A legal expert told CNBC that a new EU law that forces companies to disclose breaches of illegal data sharing and to appoint data protection officers will take effect in the U.K. as of May next year. The time frame for Brexit, which is not expected to be completed until at least 2019, would mean U.K. firms would still have to comply.

"Brexit won't change how consumer data is handled in the U.K. - there won't be any reduction of rights or protection," Stewart Room, a legal expert on data protection at professional services firm PwC, told CNBC via email on Thursday.

Why are the rules needed?

Currently there are no stringent measures in place to punish a company that seriously mishandles a European consumer's data. The EU hopes that new protections will grant consumers more control over what happens to their data.

Room's comments come after a report issued by the U.K.'s upper chamber of parliament, the House of Lords, warned that a lack of accommodation for the EU's new General Data Protection Regulation (GDPR) could put the country at a "competitive disadvantage".

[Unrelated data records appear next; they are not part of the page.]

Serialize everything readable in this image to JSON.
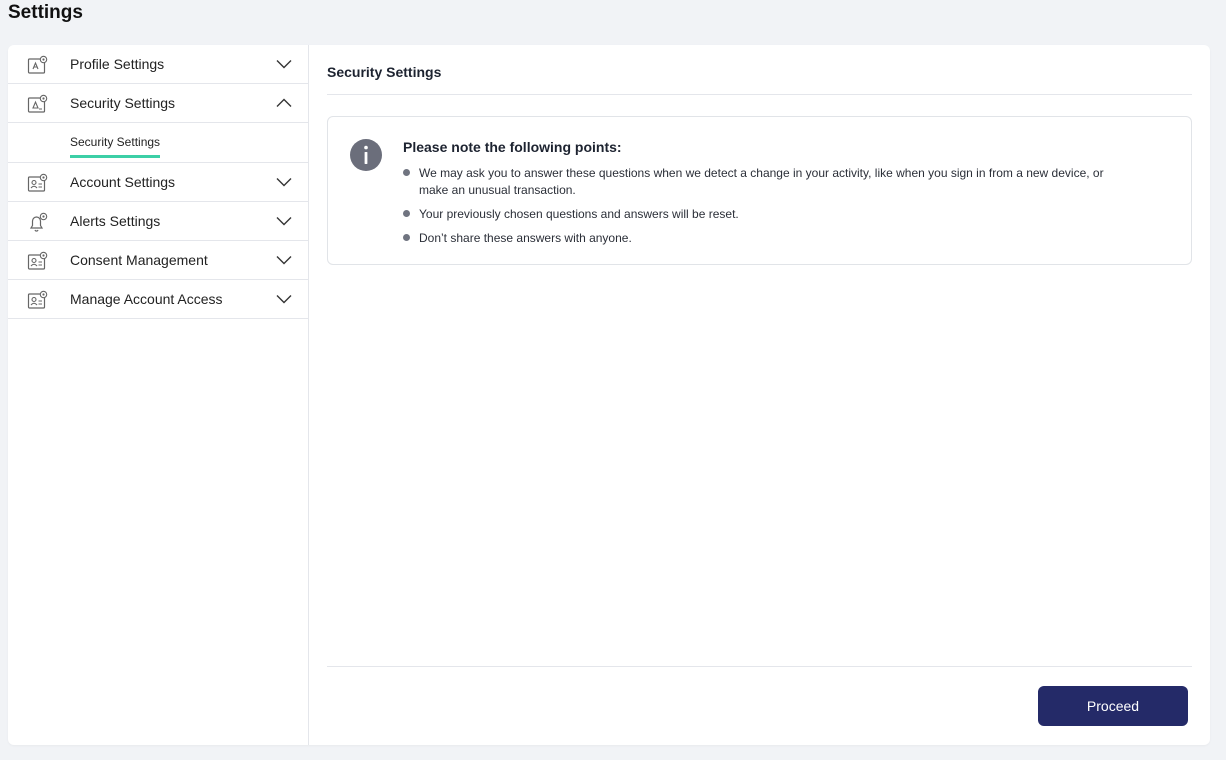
{
  "page": {
    "title": "Settings"
  },
  "sidebar": {
    "items": [
      {
        "label": "Profile Settings",
        "icon": "profile-settings-icon",
        "expanded": false
      },
      {
        "label": "Security Settings",
        "icon": "security-settings-icon",
        "expanded": true,
        "subitems": [
          {
            "label": "Security Settings",
            "active": true
          }
        ]
      },
      {
        "label": "Account Settings",
        "icon": "account-settings-icon",
        "expanded": false
      },
      {
        "label": "Alerts Settings",
        "icon": "bell-settings-icon",
        "expanded": false
      },
      {
        "label": "Consent Management",
        "icon": "consent-settings-icon",
        "expanded": false
      },
      {
        "label": "Manage Account Access",
        "icon": "account-access-icon",
        "expanded": false
      }
    ]
  },
  "main": {
    "title": "Security Settings",
    "note": {
      "heading": "Please note the following points:",
      "points": [
        "We may ask you to answer these questions when we detect a change in your activity, like when you sign in from a new device, or make an unusual transaction.",
        "Your previously chosen questions and answers will be reset.",
        "Don’t share these answers with anyone."
      ]
    },
    "proceed_label": "Proceed"
  },
  "colors": {
    "accent_underline": "#3ccfa6",
    "primary_button": "#242a68",
    "background": "#f1f3f6"
  }
}
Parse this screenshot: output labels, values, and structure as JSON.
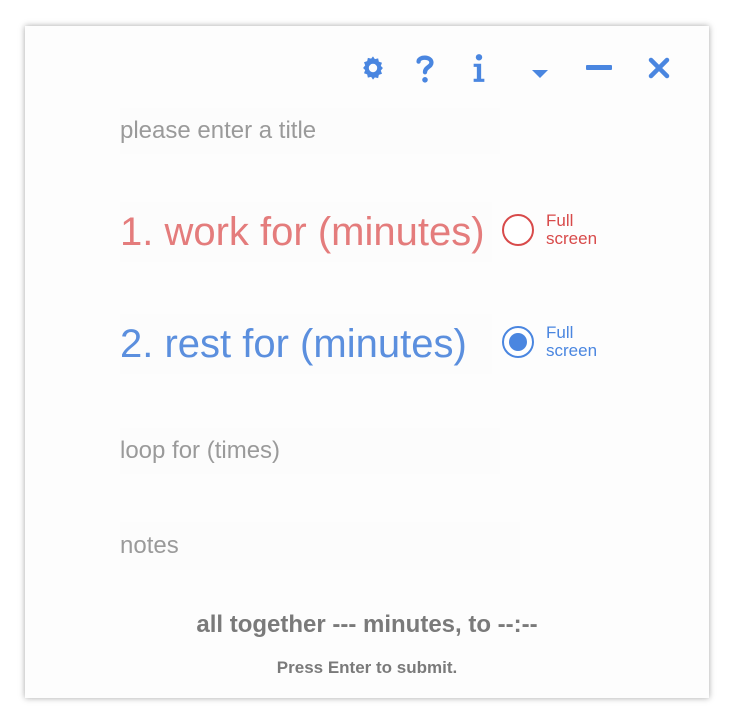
{
  "accent_color": "#4a86e0",
  "work_color": "#e47c7c",
  "titlebar": {
    "buttons": [
      {
        "name": "settings",
        "icon": "gear-icon"
      },
      {
        "name": "help",
        "icon": "question-icon"
      },
      {
        "name": "info",
        "icon": "info-icon"
      },
      {
        "name": "collapse",
        "icon": "caret-down-icon"
      },
      {
        "name": "minimize",
        "icon": "minus-icon"
      },
      {
        "name": "close",
        "icon": "close-icon"
      }
    ]
  },
  "form": {
    "title_placeholder": "please enter a title",
    "work_placeholder": "1. work for (minutes)",
    "rest_placeholder": "2. rest for (minutes)",
    "loop_placeholder": "loop for (times)",
    "notes_placeholder": "notes",
    "work_fullscreen": {
      "line1": "Full",
      "line2": "screen",
      "checked": false
    },
    "rest_fullscreen": {
      "line1": "Full",
      "line2": "screen",
      "checked": true
    }
  },
  "summary": "all together --- minutes, to --:--",
  "hint": "Press Enter to submit."
}
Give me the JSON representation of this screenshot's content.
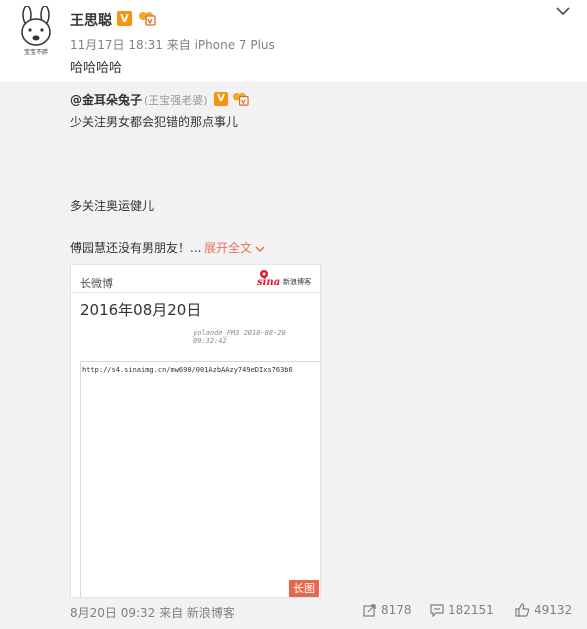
{
  "post": {
    "author": "王思聪",
    "avatar_caption": "宝宝不胖",
    "vip_icon": "v-verified-badge",
    "vip_letter": "V",
    "meta": "11月17日 18:31 来自 iPhone 7 Plus",
    "text": "哈哈哈哈",
    "menu_icon": "chevron-down-icon"
  },
  "repost": {
    "author": "@金耳朵兔子",
    "remark": "(王宝强老婆)",
    "vip_letter": "V",
    "line1": "少关注男女都会犯错的那点事儿",
    "line2": "多关注奥运健儿",
    "line3": "傅园慧还没有男朋友！...",
    "expand_label": "展开全文",
    "expand_icon": "chevron-down-icon",
    "card": {
      "header_title": "长微博",
      "logo_text": "sina",
      "logo_sub": "新浪博客",
      "date": "2016年08月20日",
      "author_line": "yolande_FM3 2016-08-20 09:32:42",
      "url": "http://s4.sinaimg.cn/mw690/001AzbAAzy749eDIxs763b6",
      "badge": "长图"
    }
  },
  "footer": {
    "meta": "8月20日 09:32 来自 新浪博客",
    "reposts": "8178",
    "comments": "182151",
    "likes": "49132"
  },
  "colors": {
    "accent": "#eb7350",
    "vip": "#f79410",
    "repost_bg": "#f2f2f5"
  }
}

A trader pauses while monitoring financial data on computer screens at ETX Capital, a broker of contracts-for-difference, in London, U.K. on Friday, Oct. 7, 2016.
Chris Ratcliffe | Bloomberg | Getty Images
A trader pauses while monitoring financial data on computer screens at ETX Capital, a broker of contracts-for-difference, in London, U.K. on Friday, Oct. 7, 2016.

"Data protection law has never before been so specific and directly prescriptive about what is expected of data controllers and processors. Organizations will be required to be much more transparent with consumers about what they're doing with their data, even before they collect it and if something goes wrong," PwC's legal expert said,describing the new data protection law.

Room gave both written and oral evidence to the House of Lords committee during its inquiry into how Brexit would affect data sharing between the U.K. and the EU.

What does this mean for consumers?

New rules will give consumers the right to data portability (the ability to move their data between organizations in a secure way) and the right to be forgotten (the ability to request the deletion of any of their data kept by an organization).

Inside a data center.
Xinhua | Jin Liangkuai | Getty Images
Inside a data center.

"Maintaining the flow of data between the U.K. and the European Union is vital to ensure cross-border business continues as normal after Brexit," Kevin Burrowes, head of clients and markets at PwC, said in a statement on Tuesday.

The House of Lords committee said it was "concerned by the lack of detail on how the government plans to maintain unhindered data flows post-Brexit" and "the risk that EU and U.K. data protection rules could diverge over time when the U.K. has left the EU."

Should the UK withdraw from the regulation?

It is possible that Britain could pull out from the EU data protection law after it leaves the union, but Room said that this would not be in the"national interest," both for U.K. citizens and businesses.

He added: "It's likely we'll see that U.K. data protection policy after Brexit remain similar, to ensure we're operating on a level playing field with the rest of Europe."